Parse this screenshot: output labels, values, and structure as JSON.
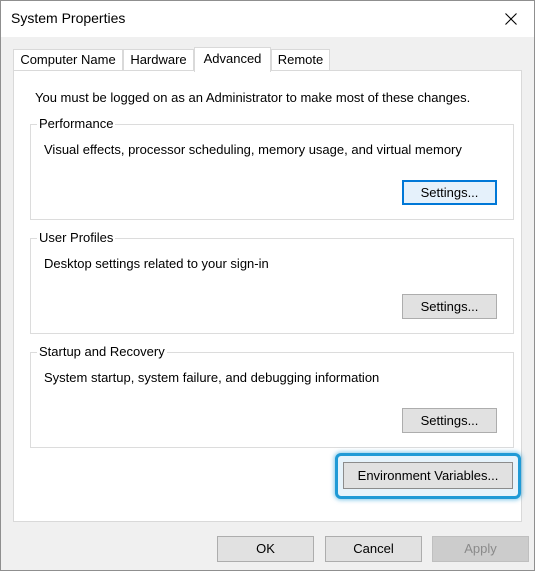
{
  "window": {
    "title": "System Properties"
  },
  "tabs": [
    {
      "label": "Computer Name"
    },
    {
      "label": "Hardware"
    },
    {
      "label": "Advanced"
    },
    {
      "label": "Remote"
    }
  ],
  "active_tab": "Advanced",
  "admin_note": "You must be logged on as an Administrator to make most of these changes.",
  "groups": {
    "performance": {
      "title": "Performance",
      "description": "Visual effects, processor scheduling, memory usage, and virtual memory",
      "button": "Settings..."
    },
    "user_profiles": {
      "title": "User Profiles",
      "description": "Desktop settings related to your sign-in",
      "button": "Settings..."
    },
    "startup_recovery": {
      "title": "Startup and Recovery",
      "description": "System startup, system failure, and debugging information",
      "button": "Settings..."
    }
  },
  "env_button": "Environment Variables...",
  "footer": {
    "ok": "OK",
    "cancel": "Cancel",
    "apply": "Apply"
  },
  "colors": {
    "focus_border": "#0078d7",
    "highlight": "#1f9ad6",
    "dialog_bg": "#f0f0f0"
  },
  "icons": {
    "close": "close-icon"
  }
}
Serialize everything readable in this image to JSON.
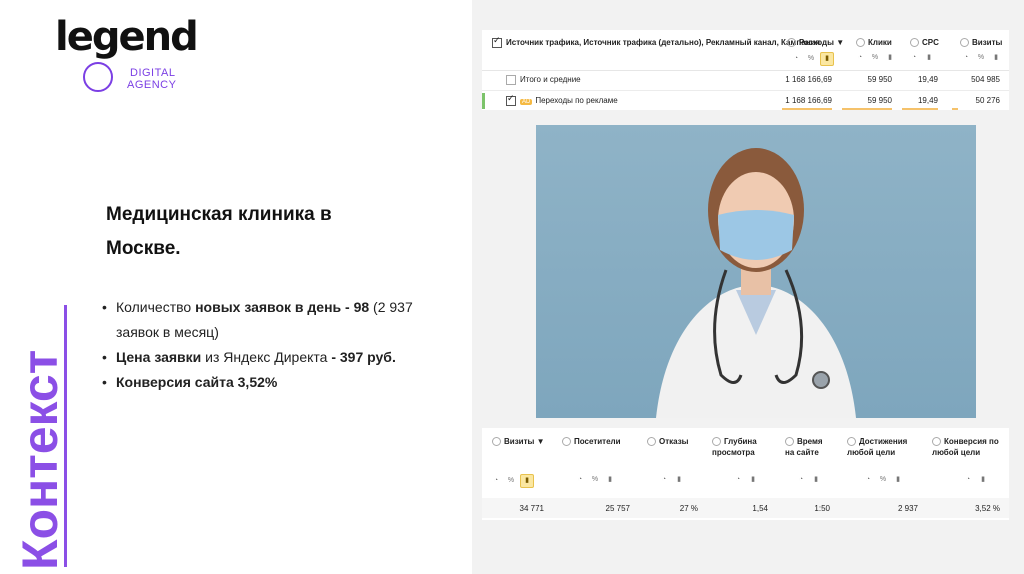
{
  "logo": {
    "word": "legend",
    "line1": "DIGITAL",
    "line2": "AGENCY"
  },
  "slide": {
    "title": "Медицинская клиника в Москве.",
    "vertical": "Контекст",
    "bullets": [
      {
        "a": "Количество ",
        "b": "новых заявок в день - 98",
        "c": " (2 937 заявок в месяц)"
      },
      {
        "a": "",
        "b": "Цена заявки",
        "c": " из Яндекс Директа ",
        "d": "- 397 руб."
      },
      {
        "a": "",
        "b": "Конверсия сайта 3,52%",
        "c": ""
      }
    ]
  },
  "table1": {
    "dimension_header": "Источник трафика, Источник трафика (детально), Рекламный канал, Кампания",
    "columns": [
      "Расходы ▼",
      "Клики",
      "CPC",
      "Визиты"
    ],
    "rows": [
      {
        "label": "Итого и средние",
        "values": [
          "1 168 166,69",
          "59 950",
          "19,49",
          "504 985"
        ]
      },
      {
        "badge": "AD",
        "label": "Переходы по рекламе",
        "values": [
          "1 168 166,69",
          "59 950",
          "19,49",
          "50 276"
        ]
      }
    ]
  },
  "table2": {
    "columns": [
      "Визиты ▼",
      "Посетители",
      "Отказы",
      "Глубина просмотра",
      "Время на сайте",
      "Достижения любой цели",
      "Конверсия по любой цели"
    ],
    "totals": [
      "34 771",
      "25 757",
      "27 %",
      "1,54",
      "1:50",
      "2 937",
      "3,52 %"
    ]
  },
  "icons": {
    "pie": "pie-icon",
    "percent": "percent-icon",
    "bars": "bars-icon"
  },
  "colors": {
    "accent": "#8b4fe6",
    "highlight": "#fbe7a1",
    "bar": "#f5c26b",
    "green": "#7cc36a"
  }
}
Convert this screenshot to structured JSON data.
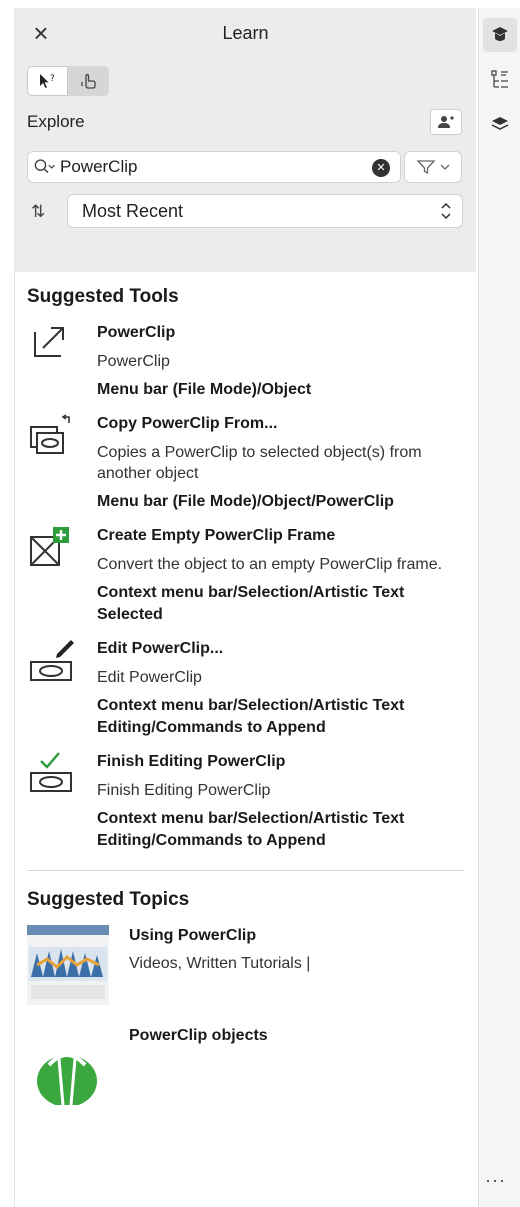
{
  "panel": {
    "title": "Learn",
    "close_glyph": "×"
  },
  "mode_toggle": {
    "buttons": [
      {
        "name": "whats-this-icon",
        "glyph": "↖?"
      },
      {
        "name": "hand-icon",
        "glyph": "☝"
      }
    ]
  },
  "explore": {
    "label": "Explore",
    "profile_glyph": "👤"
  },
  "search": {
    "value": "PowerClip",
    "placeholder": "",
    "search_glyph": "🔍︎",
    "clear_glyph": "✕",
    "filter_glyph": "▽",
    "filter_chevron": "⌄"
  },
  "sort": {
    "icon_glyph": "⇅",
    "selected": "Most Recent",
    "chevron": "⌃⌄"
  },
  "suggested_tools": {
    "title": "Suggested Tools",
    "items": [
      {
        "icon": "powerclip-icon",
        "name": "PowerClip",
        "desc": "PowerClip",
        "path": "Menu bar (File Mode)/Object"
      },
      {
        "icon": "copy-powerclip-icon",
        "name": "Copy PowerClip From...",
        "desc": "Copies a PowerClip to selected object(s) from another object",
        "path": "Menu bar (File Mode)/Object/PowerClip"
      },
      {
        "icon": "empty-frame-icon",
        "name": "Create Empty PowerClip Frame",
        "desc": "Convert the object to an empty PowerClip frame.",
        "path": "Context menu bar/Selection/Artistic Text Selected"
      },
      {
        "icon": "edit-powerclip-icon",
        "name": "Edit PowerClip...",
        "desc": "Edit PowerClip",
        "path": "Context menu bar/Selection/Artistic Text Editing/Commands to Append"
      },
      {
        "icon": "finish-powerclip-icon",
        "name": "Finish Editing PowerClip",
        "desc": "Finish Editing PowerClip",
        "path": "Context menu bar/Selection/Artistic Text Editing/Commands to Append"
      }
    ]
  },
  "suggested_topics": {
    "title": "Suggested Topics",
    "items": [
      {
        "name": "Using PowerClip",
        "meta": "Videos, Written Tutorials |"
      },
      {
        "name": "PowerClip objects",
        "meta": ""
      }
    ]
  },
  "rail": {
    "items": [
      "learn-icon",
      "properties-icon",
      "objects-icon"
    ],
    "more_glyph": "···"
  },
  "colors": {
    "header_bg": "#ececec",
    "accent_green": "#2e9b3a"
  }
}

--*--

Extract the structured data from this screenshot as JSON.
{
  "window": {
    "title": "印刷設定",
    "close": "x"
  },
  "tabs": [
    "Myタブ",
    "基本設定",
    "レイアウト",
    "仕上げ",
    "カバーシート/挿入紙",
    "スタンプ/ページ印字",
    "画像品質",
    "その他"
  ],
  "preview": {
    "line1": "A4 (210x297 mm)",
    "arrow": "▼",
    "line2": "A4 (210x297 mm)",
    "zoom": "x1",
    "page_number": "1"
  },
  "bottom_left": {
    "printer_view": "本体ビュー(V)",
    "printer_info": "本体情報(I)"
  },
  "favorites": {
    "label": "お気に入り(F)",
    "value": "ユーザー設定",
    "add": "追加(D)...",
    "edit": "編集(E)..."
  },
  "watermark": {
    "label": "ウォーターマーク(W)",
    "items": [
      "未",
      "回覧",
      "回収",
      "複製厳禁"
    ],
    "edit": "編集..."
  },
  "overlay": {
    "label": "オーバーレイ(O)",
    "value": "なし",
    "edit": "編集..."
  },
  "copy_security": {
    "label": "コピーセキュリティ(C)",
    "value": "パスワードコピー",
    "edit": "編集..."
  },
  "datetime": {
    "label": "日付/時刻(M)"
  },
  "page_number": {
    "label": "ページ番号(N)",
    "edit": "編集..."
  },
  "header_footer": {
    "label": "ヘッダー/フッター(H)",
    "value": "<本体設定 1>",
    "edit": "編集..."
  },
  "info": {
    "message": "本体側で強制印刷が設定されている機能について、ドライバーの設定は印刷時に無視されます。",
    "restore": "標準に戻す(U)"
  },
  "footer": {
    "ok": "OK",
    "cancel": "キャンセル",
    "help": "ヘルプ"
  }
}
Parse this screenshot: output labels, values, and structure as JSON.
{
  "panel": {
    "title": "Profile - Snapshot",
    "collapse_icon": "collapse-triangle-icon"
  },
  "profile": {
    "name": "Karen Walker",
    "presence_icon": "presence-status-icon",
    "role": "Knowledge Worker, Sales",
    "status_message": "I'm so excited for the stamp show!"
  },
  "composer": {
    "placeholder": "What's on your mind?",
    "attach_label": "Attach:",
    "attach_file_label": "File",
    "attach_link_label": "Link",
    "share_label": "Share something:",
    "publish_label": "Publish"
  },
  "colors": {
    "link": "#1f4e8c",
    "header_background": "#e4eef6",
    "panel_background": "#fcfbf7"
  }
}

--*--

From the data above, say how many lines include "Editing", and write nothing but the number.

▶ Exercise answer
4